WHAT IS REQUIRED.
Identify each line below containing the string "views" and copy it.

EXERCISE MATERIAL.

╔══

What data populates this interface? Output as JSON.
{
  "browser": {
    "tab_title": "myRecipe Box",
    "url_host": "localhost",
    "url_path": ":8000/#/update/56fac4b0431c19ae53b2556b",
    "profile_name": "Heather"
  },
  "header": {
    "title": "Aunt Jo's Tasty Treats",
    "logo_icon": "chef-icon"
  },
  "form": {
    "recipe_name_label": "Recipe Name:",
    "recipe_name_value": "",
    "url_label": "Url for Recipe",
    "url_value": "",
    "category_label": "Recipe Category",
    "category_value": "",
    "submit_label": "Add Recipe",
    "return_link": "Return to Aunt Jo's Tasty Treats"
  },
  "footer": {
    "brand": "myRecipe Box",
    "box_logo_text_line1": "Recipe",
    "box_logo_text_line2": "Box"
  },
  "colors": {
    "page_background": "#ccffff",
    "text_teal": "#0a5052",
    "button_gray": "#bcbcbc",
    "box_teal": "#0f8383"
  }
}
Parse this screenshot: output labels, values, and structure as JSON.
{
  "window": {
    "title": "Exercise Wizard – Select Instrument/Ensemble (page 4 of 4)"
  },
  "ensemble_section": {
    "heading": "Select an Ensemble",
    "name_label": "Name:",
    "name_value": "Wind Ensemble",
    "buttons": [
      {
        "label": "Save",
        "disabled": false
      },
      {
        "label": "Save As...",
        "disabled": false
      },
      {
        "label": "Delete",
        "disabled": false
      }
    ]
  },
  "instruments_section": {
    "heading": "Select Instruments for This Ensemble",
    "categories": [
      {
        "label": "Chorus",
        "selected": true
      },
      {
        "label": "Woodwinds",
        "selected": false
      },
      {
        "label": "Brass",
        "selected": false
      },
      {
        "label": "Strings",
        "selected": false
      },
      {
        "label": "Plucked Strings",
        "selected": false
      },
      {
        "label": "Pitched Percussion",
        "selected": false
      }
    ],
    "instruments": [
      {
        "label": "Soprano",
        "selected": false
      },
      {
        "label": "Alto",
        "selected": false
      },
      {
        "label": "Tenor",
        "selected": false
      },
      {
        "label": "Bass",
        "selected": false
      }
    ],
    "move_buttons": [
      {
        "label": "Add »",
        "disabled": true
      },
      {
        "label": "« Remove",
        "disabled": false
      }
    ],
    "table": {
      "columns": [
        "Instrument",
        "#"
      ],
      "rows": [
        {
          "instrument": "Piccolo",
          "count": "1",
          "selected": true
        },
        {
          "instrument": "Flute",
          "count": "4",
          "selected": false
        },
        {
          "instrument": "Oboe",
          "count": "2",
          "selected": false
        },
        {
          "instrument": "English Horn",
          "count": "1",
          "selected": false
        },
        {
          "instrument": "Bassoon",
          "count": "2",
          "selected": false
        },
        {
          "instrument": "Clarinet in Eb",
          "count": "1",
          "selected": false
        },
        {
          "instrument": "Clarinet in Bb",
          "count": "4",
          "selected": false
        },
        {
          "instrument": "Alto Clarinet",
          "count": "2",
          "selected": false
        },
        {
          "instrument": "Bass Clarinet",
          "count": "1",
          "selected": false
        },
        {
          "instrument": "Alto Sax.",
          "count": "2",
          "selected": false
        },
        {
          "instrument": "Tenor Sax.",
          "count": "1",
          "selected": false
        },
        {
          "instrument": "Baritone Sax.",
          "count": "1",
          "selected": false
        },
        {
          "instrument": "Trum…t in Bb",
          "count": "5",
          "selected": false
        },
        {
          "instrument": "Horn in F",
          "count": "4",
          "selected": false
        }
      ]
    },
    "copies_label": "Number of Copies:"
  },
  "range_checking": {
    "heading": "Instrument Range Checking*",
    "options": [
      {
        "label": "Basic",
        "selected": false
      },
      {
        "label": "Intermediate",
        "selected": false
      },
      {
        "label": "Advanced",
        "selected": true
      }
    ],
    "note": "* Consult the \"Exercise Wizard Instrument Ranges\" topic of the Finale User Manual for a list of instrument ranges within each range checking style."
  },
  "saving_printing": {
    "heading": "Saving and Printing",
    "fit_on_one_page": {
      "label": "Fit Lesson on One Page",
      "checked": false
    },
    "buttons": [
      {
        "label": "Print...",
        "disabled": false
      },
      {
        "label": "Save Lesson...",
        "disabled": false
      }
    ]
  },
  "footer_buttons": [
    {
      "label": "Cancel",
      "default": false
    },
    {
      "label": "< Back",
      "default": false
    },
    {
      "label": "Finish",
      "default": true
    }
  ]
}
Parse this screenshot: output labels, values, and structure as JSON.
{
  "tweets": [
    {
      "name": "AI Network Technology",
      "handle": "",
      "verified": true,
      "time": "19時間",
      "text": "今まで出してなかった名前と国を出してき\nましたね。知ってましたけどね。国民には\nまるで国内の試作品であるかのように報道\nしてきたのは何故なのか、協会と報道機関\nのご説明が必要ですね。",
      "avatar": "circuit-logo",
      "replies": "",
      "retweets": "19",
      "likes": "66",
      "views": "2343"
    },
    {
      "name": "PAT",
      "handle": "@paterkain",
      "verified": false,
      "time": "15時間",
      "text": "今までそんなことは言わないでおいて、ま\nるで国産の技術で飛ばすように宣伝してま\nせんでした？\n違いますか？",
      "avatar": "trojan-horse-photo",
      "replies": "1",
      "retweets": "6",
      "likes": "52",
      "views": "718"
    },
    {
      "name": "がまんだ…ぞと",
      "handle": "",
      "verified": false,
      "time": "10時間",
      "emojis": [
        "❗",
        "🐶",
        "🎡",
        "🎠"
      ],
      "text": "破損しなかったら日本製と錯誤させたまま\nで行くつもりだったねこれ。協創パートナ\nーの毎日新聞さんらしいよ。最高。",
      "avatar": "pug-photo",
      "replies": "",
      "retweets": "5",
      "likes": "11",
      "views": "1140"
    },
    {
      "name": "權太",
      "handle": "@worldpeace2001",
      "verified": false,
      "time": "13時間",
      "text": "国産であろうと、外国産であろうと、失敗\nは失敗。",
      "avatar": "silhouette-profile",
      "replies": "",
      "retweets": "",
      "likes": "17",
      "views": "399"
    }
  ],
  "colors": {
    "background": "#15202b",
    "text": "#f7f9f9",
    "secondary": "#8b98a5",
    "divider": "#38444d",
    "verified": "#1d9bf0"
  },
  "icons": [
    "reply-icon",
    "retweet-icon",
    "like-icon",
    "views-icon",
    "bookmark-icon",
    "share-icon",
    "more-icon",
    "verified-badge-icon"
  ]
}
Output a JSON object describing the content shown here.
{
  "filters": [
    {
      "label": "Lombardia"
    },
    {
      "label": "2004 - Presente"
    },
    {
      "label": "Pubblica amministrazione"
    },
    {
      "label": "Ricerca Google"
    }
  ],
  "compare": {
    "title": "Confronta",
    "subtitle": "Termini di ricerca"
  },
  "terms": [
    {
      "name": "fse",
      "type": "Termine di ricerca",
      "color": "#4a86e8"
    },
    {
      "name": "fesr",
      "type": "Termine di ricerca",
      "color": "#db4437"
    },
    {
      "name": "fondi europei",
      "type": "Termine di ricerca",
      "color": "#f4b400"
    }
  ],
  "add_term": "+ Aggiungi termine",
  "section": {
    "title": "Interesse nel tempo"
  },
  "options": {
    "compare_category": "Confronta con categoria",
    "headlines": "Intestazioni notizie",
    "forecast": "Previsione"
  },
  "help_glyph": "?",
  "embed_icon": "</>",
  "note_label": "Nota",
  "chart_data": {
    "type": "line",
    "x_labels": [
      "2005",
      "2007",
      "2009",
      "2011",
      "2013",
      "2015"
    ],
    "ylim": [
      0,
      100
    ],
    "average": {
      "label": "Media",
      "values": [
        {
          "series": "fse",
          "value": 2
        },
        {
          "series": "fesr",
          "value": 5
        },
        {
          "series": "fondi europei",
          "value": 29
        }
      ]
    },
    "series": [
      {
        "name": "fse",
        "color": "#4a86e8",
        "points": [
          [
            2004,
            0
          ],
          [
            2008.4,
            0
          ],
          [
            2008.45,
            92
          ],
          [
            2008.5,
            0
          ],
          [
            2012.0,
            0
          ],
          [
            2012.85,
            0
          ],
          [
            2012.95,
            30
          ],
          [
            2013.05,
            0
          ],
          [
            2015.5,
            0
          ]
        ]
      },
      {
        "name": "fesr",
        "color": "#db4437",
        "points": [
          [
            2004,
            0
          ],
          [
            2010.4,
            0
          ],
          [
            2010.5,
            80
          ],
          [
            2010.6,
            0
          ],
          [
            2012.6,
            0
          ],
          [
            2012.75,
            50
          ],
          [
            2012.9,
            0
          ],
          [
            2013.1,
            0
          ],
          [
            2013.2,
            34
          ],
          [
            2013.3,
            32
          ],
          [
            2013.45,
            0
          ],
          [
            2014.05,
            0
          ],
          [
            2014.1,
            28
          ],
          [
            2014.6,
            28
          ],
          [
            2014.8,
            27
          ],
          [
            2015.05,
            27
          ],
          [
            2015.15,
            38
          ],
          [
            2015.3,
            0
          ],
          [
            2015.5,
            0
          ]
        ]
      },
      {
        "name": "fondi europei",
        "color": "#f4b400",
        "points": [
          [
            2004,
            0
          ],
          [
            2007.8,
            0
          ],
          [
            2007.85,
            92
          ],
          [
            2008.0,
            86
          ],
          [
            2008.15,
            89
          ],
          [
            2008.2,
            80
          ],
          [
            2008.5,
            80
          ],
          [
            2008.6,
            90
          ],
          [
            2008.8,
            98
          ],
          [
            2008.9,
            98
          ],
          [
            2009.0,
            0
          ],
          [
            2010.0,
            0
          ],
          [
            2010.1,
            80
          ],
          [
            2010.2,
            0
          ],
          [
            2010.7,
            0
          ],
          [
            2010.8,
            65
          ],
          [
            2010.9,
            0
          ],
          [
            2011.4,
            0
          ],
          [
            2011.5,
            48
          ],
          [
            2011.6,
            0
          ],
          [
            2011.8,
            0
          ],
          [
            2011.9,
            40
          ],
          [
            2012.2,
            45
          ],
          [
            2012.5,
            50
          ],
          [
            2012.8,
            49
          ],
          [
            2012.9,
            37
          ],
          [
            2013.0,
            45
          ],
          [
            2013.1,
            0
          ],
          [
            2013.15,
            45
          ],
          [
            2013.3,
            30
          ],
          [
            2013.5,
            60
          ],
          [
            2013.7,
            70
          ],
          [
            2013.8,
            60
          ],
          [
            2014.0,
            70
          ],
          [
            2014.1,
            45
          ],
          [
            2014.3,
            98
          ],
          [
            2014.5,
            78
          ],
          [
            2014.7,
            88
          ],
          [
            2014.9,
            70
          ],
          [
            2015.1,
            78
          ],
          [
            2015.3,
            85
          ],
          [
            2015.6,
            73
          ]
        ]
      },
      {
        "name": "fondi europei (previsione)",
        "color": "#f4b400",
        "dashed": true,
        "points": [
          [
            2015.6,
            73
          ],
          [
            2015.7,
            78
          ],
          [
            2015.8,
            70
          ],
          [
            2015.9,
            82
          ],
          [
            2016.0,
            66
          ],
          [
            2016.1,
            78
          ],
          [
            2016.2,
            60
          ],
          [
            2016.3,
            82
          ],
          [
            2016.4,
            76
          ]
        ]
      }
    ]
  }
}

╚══

PROBLEM SOLUTION.
      "views": "2343"
      "views": "718"
      "views": "1140"
      "views": "399"
    "views-icon",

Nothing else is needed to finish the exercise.